Task description — A word-for-word copy of the records is needed, with every picture left out.

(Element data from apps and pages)
● ● ● ● ● ● ●

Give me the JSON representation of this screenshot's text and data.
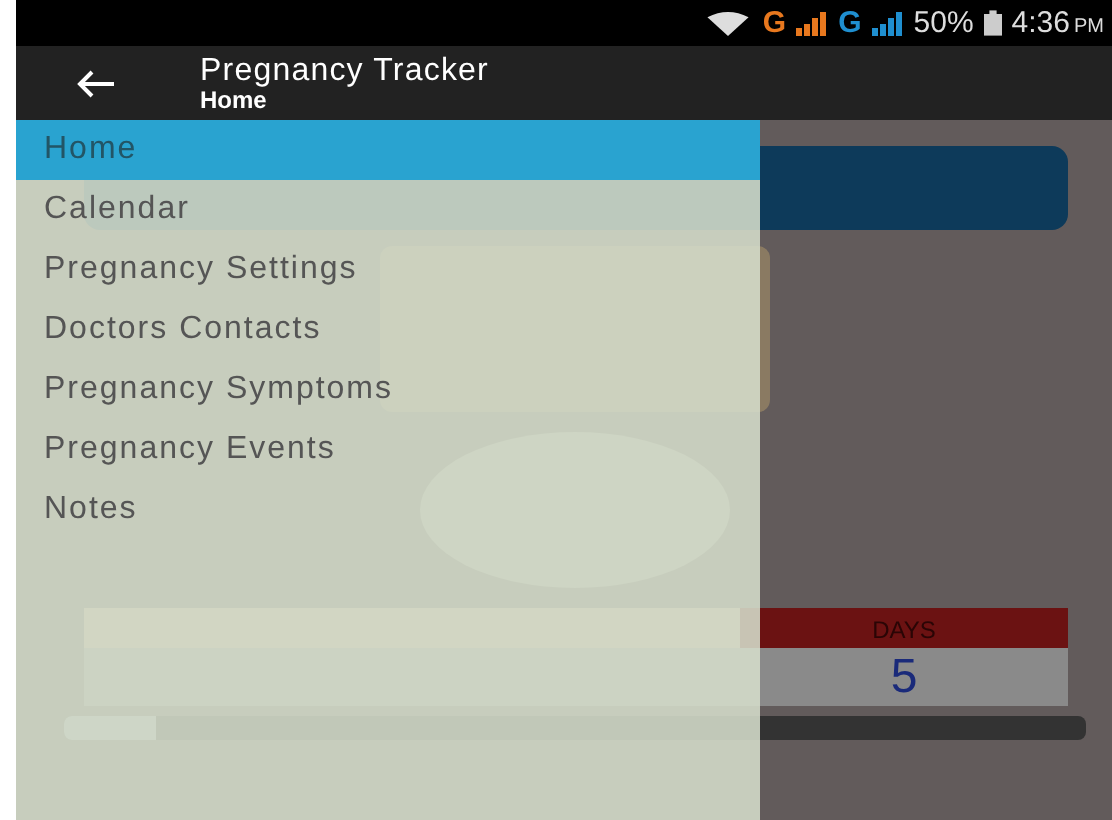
{
  "status_bar": {
    "network_1": "G",
    "network_2": "G",
    "battery": "50%",
    "time": "4:36",
    "time_suffix": "PM"
  },
  "toolbar": {
    "title": "Pregnancy Tracker",
    "subtitle": "Home"
  },
  "drawer": {
    "items": [
      {
        "label": "Home",
        "selected": true
      },
      {
        "label": "Calendar",
        "selected": false
      },
      {
        "label": "Pregnancy Settings",
        "selected": false
      },
      {
        "label": "Doctors Contacts",
        "selected": false
      },
      {
        "label": "Pregnancy Symptoms",
        "selected": false
      },
      {
        "label": "Pregnancy Events",
        "selected": false
      },
      {
        "label": "Notes",
        "selected": false
      }
    ]
  },
  "home": {
    "breakdown": [
      {
        "highlighted": false
      },
      {
        "highlighted": false
      },
      {
        "label": "DAYS",
        "value": "5",
        "highlighted": true
      }
    ],
    "progress": {
      "level": 0.09
    }
  }
}
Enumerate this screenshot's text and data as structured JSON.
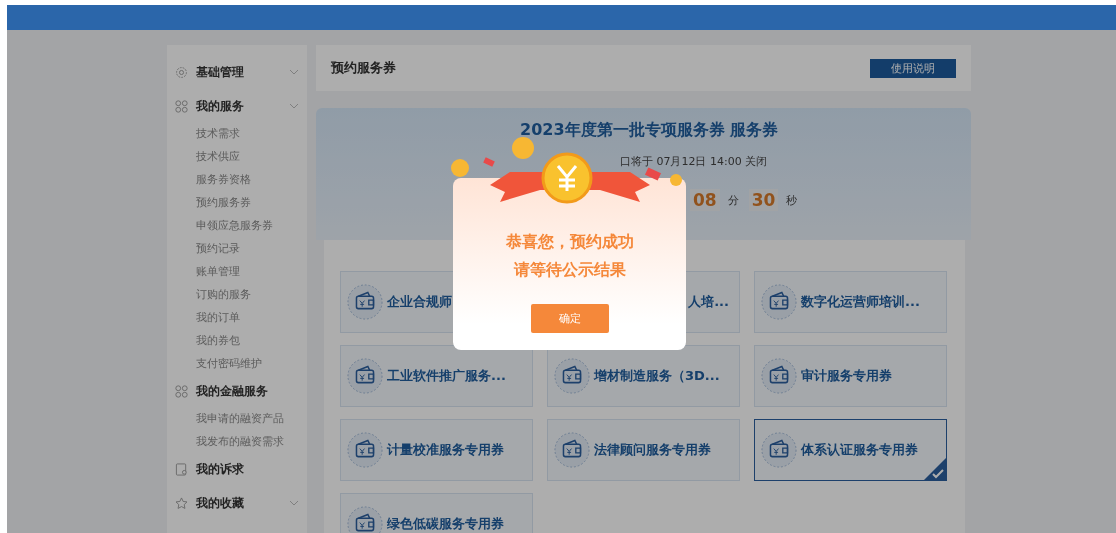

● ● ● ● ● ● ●

Answer to the exercise —
Give me the JSON representation of this screenshot's text and data.
{
  "status_bar": {
    "network_1": "G",
    "network_2": "G",
    "battery": "50%",
    "time": "4:36",
    "time_suffix": "PM"
  },
  "toolbar": {
    "title": "Pregnancy Tracker",
    "subtitle": "Home"
  },
  "drawer": {
    "items": [
      {
        "label": "Home",
        "selected": true
      },
      {
        "label": "Calendar",
        "selected": false
      },
      {
        "label": "Pregnancy Settings",
        "selected": false
      },
      {
        "label": "Doctors Contacts",
        "selected": false
      },
      {
        "label": "Pregnancy Symptoms",
        "selected": false
      },
      {
        "label": "Pregnancy Events",
        "selected": false
      },
      {
        "label": "Notes",
        "selected": false
      }
    ]
  },
  "home": {
    "breakdown": [
      {
        "highlighted": false
      },
      {
        "highlighted": false
      },
      {
        "label": "DAYS",
        "value": "5",
        "highlighted": true
      }
    ],
    "progress": {
      "level": 0.09
    }
  }
}
Enumerate this screenshot's text and data as structured JSON.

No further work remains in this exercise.